"To become a celebrity is to become a brand name," Philip Roth said more than 20 years ago.
He was right, of course, but the novelist wasn't thinking big enough. Exploited correctly, celebrity can be converted into something more durable than a mere brand. That is indelibly evident in this year's annual ranking of fame and clout, the Celebrity 100.
Hollywood talent-manager-turned-producer Brad Grey leverages the star status of his actors to increase his own pull at the bargaining table. David Letterman uses the perks of late-night fame to produce TV hits in prime time.
Money is still the most important metric of celebrity, and we calculate which entertainers and athletes have earned the most in the past year. But the measure of celebrity entails much more — media mentions and Web buzz and other touchstones of fleeting fame. Thus our Power 100 list combines earnings with media exposure to calculate the relative status of a vast array of stars.
This year's champ: Britney Spears. She doesn't have Steven Spielberg's pull, but in the last year she arguably had a bigger impact on pop culture. Celebrity is at peak value in the present, but these days even minor stars can extend their fame for decades. Some still make money milking the last bit of adulation from fans at autograph shows.
Britney won't be selling her signature anytime soon, but it is nice to know she will have the option. Just in case.

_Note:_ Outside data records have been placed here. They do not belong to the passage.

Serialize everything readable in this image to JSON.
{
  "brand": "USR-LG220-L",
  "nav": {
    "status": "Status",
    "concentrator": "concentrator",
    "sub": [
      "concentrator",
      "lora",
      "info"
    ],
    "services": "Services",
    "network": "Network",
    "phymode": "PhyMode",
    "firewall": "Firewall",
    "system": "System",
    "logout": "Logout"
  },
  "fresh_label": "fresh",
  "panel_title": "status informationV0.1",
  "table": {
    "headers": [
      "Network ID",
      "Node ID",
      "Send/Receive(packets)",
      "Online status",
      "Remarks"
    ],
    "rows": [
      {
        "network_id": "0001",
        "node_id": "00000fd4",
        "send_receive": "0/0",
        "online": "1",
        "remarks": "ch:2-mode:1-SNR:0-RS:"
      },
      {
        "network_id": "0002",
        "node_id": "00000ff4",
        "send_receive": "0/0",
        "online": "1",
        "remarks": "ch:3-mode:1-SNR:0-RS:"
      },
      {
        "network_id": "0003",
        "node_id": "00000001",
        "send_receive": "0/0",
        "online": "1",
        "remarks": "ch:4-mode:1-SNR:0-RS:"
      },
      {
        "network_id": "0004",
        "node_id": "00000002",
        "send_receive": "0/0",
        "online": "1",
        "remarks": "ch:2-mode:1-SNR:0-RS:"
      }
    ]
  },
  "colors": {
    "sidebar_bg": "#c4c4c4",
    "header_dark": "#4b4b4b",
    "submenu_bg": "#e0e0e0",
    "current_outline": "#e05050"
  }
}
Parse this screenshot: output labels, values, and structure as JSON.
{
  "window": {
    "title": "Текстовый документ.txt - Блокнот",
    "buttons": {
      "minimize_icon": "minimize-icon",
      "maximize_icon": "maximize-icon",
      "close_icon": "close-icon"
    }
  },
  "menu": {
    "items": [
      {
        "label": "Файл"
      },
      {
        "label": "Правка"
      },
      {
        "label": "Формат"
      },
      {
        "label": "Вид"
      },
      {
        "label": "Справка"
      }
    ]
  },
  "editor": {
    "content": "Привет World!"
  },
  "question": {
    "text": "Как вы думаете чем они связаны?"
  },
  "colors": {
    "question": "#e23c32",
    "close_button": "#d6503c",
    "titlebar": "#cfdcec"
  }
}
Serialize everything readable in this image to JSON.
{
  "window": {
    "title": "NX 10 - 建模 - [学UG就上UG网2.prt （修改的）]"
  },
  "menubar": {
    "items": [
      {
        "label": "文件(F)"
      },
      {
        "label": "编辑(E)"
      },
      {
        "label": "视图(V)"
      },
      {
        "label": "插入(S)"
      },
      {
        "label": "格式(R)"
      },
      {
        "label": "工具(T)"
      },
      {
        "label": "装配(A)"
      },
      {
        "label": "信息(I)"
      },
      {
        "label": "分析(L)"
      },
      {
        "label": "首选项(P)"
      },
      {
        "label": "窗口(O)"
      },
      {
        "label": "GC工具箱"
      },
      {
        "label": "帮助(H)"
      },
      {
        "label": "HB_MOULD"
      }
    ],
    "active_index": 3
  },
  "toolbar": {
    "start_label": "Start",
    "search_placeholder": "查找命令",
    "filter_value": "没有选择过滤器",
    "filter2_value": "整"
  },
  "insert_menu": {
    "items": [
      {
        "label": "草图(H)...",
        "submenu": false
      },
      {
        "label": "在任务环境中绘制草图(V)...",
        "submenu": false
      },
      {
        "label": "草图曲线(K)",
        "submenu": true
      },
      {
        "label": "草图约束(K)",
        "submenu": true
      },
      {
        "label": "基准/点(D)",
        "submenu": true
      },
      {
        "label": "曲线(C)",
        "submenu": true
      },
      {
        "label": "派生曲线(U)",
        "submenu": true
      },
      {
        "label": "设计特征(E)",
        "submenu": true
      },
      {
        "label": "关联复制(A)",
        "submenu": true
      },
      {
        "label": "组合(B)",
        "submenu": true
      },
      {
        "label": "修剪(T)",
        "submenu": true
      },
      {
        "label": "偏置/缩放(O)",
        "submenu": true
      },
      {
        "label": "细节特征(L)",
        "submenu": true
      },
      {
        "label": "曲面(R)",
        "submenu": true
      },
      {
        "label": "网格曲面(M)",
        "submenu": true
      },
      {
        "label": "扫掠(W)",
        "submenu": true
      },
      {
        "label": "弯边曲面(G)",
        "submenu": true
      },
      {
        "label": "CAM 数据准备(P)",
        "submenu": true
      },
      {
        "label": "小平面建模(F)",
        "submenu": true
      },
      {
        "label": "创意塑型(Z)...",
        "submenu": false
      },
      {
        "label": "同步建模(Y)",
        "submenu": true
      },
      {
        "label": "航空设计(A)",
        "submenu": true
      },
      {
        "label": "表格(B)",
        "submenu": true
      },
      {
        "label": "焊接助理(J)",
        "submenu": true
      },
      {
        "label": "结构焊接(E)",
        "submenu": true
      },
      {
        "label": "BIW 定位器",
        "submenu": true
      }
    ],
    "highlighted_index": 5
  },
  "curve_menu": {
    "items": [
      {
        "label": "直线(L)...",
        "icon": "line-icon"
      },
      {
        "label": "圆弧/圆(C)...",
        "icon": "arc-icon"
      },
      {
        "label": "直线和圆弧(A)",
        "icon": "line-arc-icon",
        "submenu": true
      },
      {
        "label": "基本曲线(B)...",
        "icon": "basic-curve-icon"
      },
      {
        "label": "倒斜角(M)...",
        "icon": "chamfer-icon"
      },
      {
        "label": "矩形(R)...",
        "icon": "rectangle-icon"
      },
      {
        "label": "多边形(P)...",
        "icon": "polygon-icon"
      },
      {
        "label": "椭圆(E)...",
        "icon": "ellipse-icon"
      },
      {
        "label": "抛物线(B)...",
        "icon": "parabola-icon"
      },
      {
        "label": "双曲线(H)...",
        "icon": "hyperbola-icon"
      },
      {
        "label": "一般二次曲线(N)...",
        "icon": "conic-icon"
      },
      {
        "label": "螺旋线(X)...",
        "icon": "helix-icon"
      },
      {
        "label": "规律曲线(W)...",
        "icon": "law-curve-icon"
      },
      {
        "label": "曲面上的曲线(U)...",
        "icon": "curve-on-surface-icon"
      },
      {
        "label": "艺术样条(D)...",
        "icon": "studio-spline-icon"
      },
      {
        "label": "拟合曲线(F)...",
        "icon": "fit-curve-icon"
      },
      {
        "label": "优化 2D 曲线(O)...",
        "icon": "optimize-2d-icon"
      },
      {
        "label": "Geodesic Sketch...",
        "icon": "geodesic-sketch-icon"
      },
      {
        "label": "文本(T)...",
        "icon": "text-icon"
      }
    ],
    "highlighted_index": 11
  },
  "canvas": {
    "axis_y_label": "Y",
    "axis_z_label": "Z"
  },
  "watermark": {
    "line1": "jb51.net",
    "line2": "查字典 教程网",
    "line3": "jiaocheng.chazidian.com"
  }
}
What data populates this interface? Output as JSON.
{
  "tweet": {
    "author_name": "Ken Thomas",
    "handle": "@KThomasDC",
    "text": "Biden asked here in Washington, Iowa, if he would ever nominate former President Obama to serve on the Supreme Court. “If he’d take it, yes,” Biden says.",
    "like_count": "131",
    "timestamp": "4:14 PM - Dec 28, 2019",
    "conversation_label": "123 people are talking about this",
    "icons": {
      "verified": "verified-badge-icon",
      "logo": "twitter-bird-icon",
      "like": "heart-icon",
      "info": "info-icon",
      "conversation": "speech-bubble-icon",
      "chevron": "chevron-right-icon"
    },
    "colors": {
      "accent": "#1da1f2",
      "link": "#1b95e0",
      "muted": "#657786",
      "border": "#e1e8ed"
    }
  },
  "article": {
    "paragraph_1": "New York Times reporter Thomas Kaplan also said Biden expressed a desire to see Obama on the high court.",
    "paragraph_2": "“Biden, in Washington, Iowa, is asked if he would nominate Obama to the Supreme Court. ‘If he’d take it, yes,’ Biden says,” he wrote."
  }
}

The Top 10, plus our list of "one-year wonders."
• For the full Celebrity 100 list, go to Forbes.com
For more, go to Forbes.com..